the consent of his master, he could not be seized for return
to slavery so long as he lived here.
People living in the North who wanted to do
away with slavery, by settling the slaves free, were called
"abolitionists." There were many such people in Iowa. Some
of them believed that it was right for them to help slaves to
become free, even if such actions were forbidden by law. If
slaves could run away and get to Canada they became free,
because their masters could not claim them there.
Abolitionists, therefore, helped many slaves to run away from
their owners and get to Canada.
In order to help runaway slaves get through
Iowa on their way to Canada, the abolitionists organized what
they called an "underground railroad." It was not a railroad
at all but just a number of places, called stations, scattered
across the state where the slaves could be given shelter and
helped along as they made their way toward Canada. The slaves
had to be hidden carefully. If "slave catchers," as men were
called who came from the South, could find the Negroes, they
took them back with them. The runaway slaves were usually
taken from one station to another at night. They would hide
in loads of straw or in wagons which looked as if loaded with
sacks of grain.

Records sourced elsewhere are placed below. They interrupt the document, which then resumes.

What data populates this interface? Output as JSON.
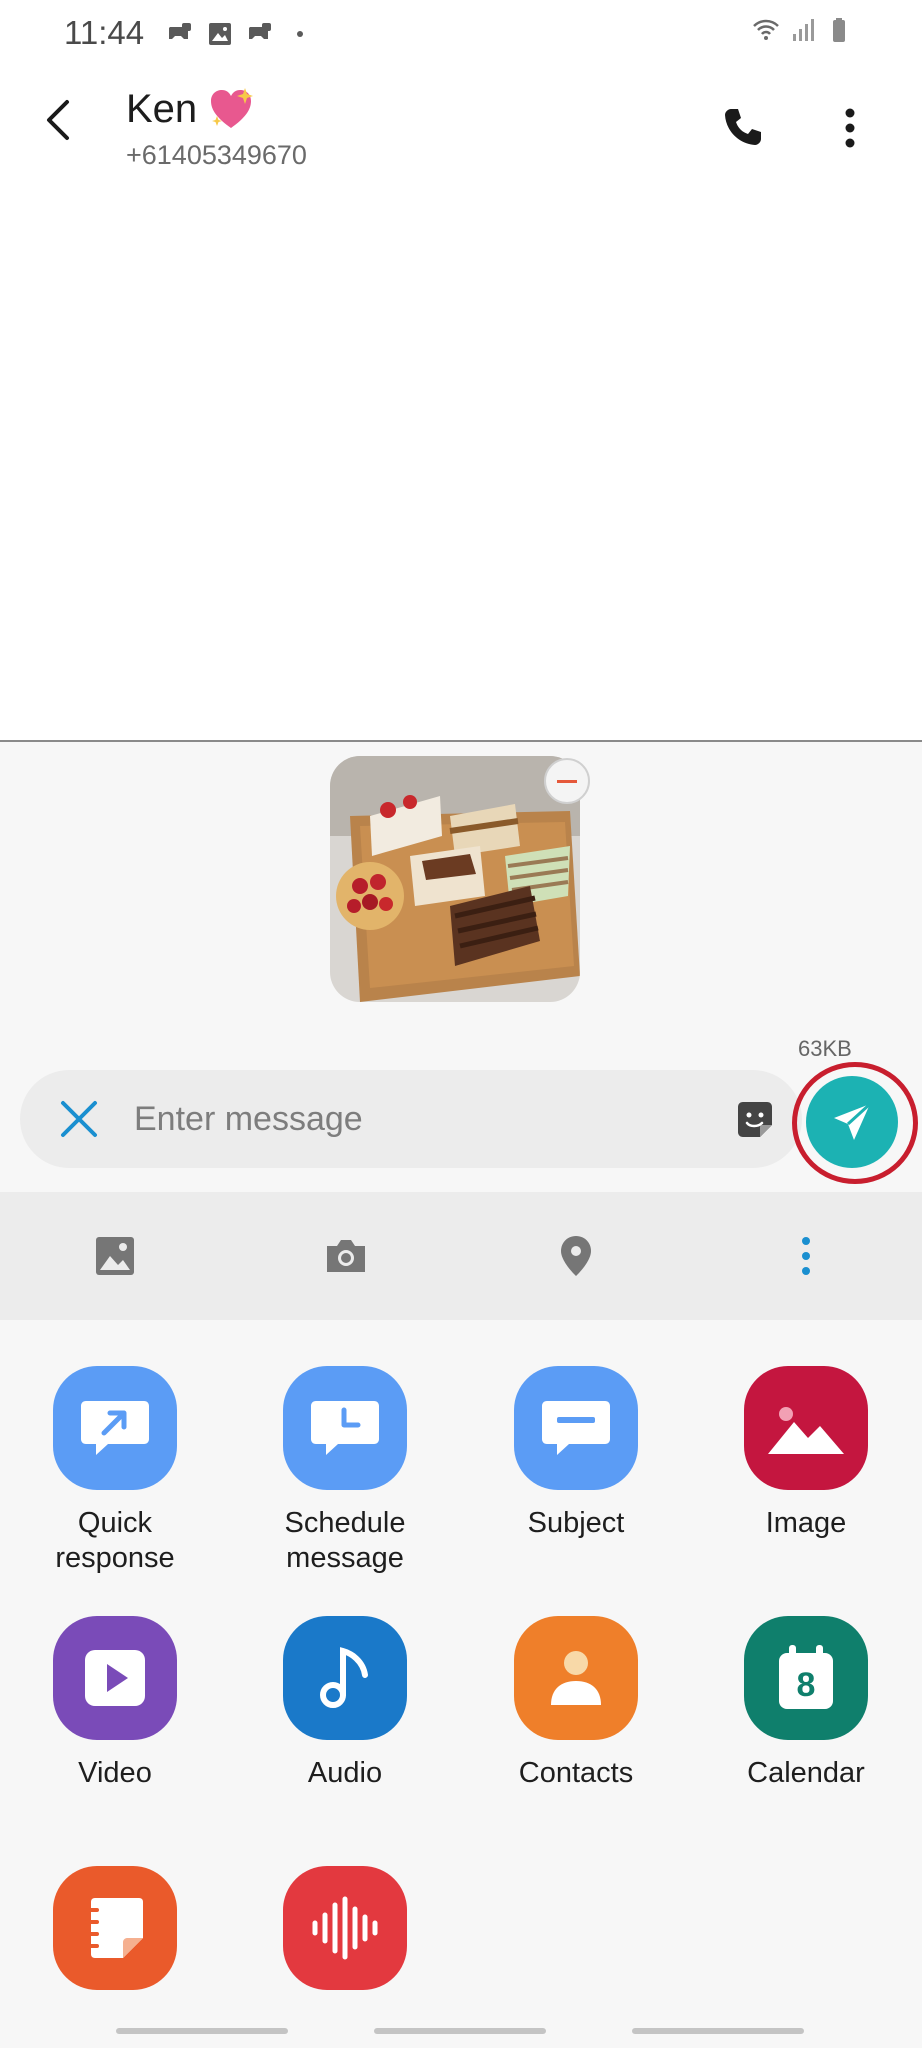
{
  "status_bar": {
    "time": "11:44"
  },
  "header": {
    "contact_name": "Ken",
    "phone_number": "+61405349670"
  },
  "attachment": {
    "size": "63KB"
  },
  "composer": {
    "placeholder": "Enter message"
  },
  "options": [
    {
      "label": "Quick response",
      "icon": "quick-response-icon",
      "color": "#5b9cf5"
    },
    {
      "label": "Schedule message",
      "icon": "schedule-message-icon",
      "color": "#5b9cf5"
    },
    {
      "label": "Subject",
      "icon": "subject-icon",
      "color": "#5b9cf5"
    },
    {
      "label": "Image",
      "icon": "image-icon",
      "color": "#c4163f"
    },
    {
      "label": "Video",
      "icon": "video-icon",
      "color": "#7a4bb8"
    },
    {
      "label": "Audio",
      "icon": "audio-icon",
      "color": "#1a79c9"
    },
    {
      "label": "Contacts",
      "icon": "contacts-icon",
      "color": "#ef7f2a"
    },
    {
      "label": "Calendar",
      "icon": "calendar-icon",
      "color": "#0f7f6c"
    },
    {
      "label": "",
      "icon": "memo-icon",
      "color": "#ea5a2b"
    },
    {
      "label": "",
      "icon": "voice-recorder-icon",
      "color": "#e3393f"
    }
  ],
  "calendar_day": "8",
  "colors": {
    "send_button": "#1cb2b3",
    "highlight_ring": "#c81e2e",
    "accent": "#1a8fd0"
  }
}
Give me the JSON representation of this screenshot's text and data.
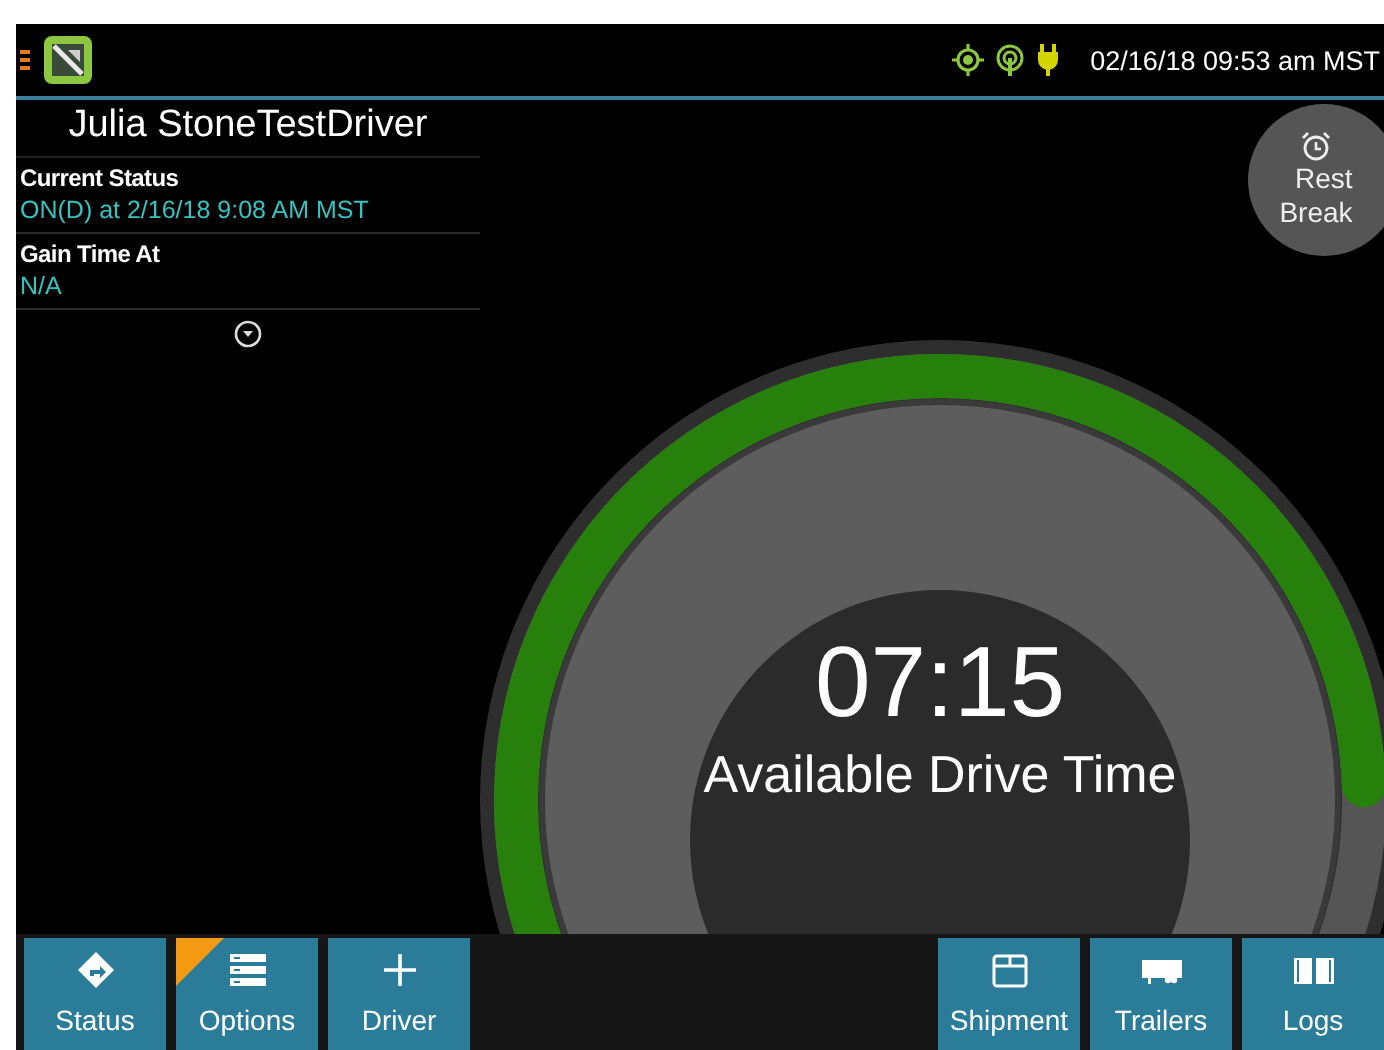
{
  "status_bar": {
    "datetime": "02/16/18 09:53 am MST"
  },
  "driver": {
    "name": "Julia StoneTestDriver"
  },
  "info": [
    {
      "label": "Current Status",
      "value": "ON(D) at 2/16/18 9:08 AM MST"
    },
    {
      "label": "Gain Time At",
      "value": "N/A"
    }
  ],
  "rest_break": {
    "line1": "Rest",
    "line2": "Break"
  },
  "gauge": {
    "time": "07:15",
    "label": "Available Drive Time"
  },
  "left_buttons": [
    {
      "label": "Status",
      "kind": "direction",
      "alert": false
    },
    {
      "label": "Options",
      "kind": "list",
      "alert": true
    },
    {
      "label": "Driver",
      "kind": "plus",
      "alert": false
    }
  ],
  "right_buttons": [
    {
      "label": "Shipment",
      "kind": "box",
      "alert": false
    },
    {
      "label": "Trailers",
      "kind": "trailer",
      "alert": false
    },
    {
      "label": "Logs",
      "kind": "book",
      "alert": false
    }
  ]
}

There were several "underground railroad"
routes in southern Iowa. They are hard to trace now because
they were secret routes at the time of their use. One route
started at Tabor and ran through Des Moines and Iowa City to
Clinton. Another ran across Lee County. Mr. J. B. Grinnell,
of Grinnell, and other prominent men in Iowa took part in
helping Negroes along the "underground railroad."
IOWA ON THE ANTI-SLAVERY SIDE
So great a question as that of slavery could
not be kept out of politics. It was the important issue in
the election of 1859. The Republicans nominated Samuel J.
Kirkwood for governor. He had become famous in the state
legislature as an abolitionist. He declared that Iowa would
not permit slavery in any form or for any time within its
borders. He was thinking of the Dred Scott decision which the
United States Supreme Court made in regard to the
Constitution. The Court said that a slave owner could take
his slaves into free territory and then back South again to
sell them because slaves were property just as horses and
cattle were property.
People who opposed slavery said that the Dred
Scott decision would throw all the territories of the United
States open to slavery. Kirkwood declared that Iowa did not
need to pay any attention to this decision.
The Democrats nominated Augustus C. Dodge for
governor. Mr. Dodge had been a leader in state and national
affairs. As Ambassador to Spain, he had just returned from
The two candidates held a series of joint
debates. Mr. Dodge said he would enforce any law of the land,
but Mr. Kirkwood said he would violate any law that would help
to enforce slavery. The campaign was exciting and produced
many interesting incidents. Mr. Dodge, it is said, "probably
looked and acted the part of a distinguished gentleman of the
old school." Kirkwood, on the other hand, "was careless of
personal appearance, somewhat uncouth in dress and manner."
The difference in the two men is well
illustrated in the following account: "The last joint debate
between the candidates was held at Washington September 2, and
again the Republicans found a way to emphasize the contrast
between their candidate as a a man of the people and Dodge as
a man of aristocratic associations. The local Democratic
committee brought Dodge into town riding in the best carriage
that could be found and drawn by four white horses, but the
crowd had already exhausted their enthusiasm in cheering the
appearance of Kirkwood riding to the scene of the meeting on a
hayrack drawn by a team of oxen."
Mr. Kirkwood was elected by a majority of
3,170 votes. Soon after the election Senator Grimes wrote to
Kirkwood; "You have got a difficult task before you for two
years to navigate the Ship of State without a cent of money.
There is now due to the state from several counties between
three and four hundred thousand dollars, and no taxes will be
paid this year, for there is no money in the country to pay
with. The government has got to be carried on principally
The next year, 1860, Iowa voted for Lincoln